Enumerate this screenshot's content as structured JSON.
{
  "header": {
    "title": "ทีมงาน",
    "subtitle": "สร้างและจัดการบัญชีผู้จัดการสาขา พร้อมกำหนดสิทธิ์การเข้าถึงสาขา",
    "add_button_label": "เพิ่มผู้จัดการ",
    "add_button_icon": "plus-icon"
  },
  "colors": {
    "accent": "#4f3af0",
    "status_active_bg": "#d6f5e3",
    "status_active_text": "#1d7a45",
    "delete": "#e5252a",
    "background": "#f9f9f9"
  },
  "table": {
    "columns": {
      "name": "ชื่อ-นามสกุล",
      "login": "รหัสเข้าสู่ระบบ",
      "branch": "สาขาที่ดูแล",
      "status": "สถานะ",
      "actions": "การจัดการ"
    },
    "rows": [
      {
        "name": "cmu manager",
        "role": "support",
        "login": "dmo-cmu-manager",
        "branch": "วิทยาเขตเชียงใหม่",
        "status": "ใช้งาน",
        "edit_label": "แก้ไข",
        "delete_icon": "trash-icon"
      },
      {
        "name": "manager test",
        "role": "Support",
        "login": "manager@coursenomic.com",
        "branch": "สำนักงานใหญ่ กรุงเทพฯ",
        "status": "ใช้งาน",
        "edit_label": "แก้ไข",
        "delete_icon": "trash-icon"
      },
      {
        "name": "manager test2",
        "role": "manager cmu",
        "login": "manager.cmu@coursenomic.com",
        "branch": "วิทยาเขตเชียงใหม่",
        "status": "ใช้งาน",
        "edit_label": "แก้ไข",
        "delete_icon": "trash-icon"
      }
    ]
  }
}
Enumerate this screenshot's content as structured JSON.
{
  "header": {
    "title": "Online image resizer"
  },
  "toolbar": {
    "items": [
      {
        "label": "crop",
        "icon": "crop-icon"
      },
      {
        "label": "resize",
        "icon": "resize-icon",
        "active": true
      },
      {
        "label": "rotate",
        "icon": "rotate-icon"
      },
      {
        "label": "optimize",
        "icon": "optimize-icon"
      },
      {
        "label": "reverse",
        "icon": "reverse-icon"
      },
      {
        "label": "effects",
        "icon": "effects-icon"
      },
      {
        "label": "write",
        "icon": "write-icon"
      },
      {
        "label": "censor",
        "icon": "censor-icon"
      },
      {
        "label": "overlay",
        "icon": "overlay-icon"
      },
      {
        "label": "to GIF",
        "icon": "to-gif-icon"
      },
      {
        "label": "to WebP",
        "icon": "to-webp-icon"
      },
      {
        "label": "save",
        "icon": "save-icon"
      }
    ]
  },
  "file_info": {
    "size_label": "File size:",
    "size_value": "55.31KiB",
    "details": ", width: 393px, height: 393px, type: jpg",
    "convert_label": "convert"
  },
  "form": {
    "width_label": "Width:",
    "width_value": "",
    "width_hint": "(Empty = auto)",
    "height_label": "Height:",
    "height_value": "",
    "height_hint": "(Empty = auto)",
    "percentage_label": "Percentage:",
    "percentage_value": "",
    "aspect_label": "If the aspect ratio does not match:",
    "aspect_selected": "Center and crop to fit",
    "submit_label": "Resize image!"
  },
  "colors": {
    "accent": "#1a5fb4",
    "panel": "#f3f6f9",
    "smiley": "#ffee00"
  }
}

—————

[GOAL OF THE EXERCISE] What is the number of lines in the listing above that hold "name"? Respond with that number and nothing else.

[REPLY TO THE EXERCISE] 4